Foundations Of Cognitive Science

Synthetic Psychology

Synthetic psychology is an approach to modeling or theorizing popularized by Braitenberg (1984). In synthetic psychology, models are not constructed after analyzing data. Instead, simple components or processes are combined to create a working system, the system is then embedded in an environment, and its behaviors are observed. That is, the model precedes data collection because the behaving model is the source of data. Synthetic psychology is a form of forward engineering.

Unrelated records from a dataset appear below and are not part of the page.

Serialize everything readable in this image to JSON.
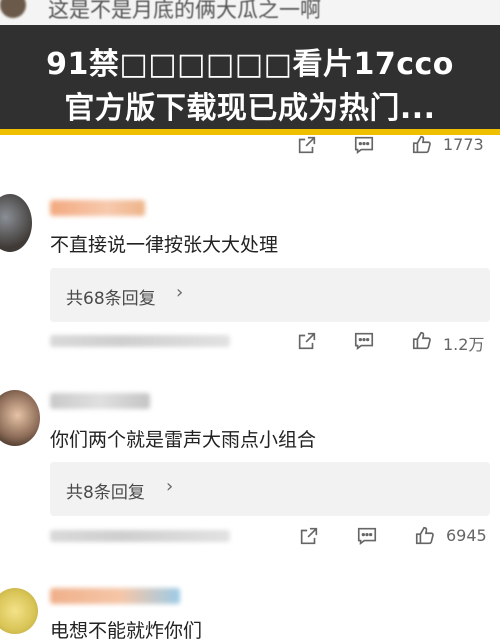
{
  "banner": {
    "line1": "91禁□□□□□□看片17cco",
    "line2": "官方版下载现已成为热门..."
  },
  "top_partial_text": "这是不是月底的俩大瓜之一啊",
  "action_rows": [
    {
      "like_count": "1773"
    },
    {
      "like_count": "1.2万"
    },
    {
      "like_count": "6945"
    }
  ],
  "comments": [
    {
      "text": "不直接说一律按张大大处理",
      "reply_label": "共68条回复"
    },
    {
      "text": "你们两个就是雷声大雨点小组合",
      "reply_label": "共8条回复"
    },
    {
      "text": "电想不能就炸你们"
    }
  ],
  "icons": [
    "share-icon",
    "comment-icon",
    "like-icon",
    "chevron-right-icon"
  ],
  "colors": {
    "banner_bg": "#303030",
    "banner_accent": "#f0c000",
    "reply_bg": "#f2f2f2"
  }
}
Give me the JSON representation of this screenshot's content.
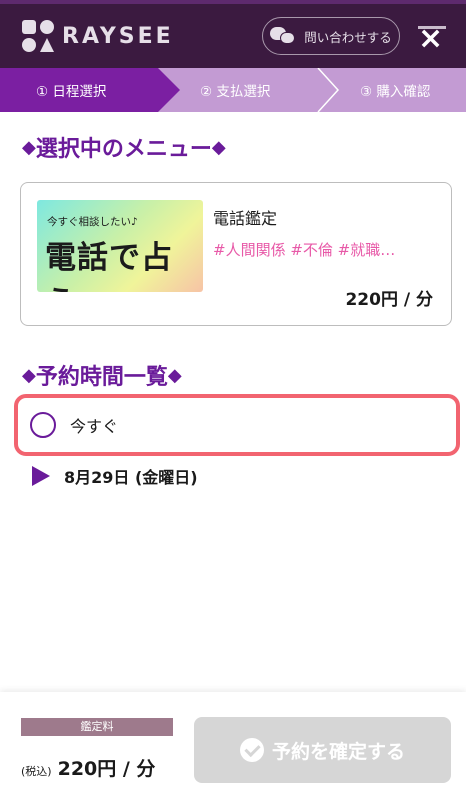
{
  "header": {
    "logo_text": "RAYSEE",
    "contact_label": "問い合わせする",
    "close_icon": "×"
  },
  "steps": [
    {
      "label": "① 日程選択",
      "active": true
    },
    {
      "label": "② 支払選択",
      "active": false
    },
    {
      "label": "③ 購入確認",
      "active": false
    }
  ],
  "selected_menu": {
    "title": "選択中のメニュー",
    "thumb_small": "今すぐ相談したい♪",
    "thumb_big": "電話で占う",
    "name": "電話鑑定",
    "tags": "#人間関係 #不倫 #就職…",
    "price": "220円 / 分"
  },
  "schedule": {
    "title": "予約時間一覧",
    "now_label": "今すぐ",
    "date_label": "8月29日 (金曜日)"
  },
  "footer": {
    "fee_label": "鑑定料",
    "tax_label": "(税込)",
    "price": "220円 / 分",
    "confirm_label": "予約を確定する"
  },
  "colors": {
    "header_bg": "#3b1a40",
    "accent_purple": "#6a1b9a",
    "step_active": "#7b1fa2",
    "step_inactive": "#c39bd3",
    "tag_pink": "#e85aa8",
    "highlight_red": "#f26470"
  }
}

Braitenberg has argued, in his law of downhill synthesis and uphill analysis, that synthetic models will be easier to create, simpler, and easier to understand than models created by the analytic approach. That is reverse engineering -- observing an intact system, and trying to infer its internal mechanisms -- will lead to more complex theories than necessary according to Braitenberg. The synthetic approach is clearly consistent with the work of behavior-based roboticists, but it is not restricted to such work. For instance, Dawson (2004) has argued that artificial neural networks are another interesting medium for conducting synthetic psychology.


  1. Braitenberg, V. (1984). Vehicles: Explorations In Synthetic Psychology. Cambridge, MA: MIT Press.
  2. Dawson, M. R. W. (2004). Minds And Machines : Connectionism And Psychological Modeling. Malden, MA: Blackwell Pub.

(Added November, 2009)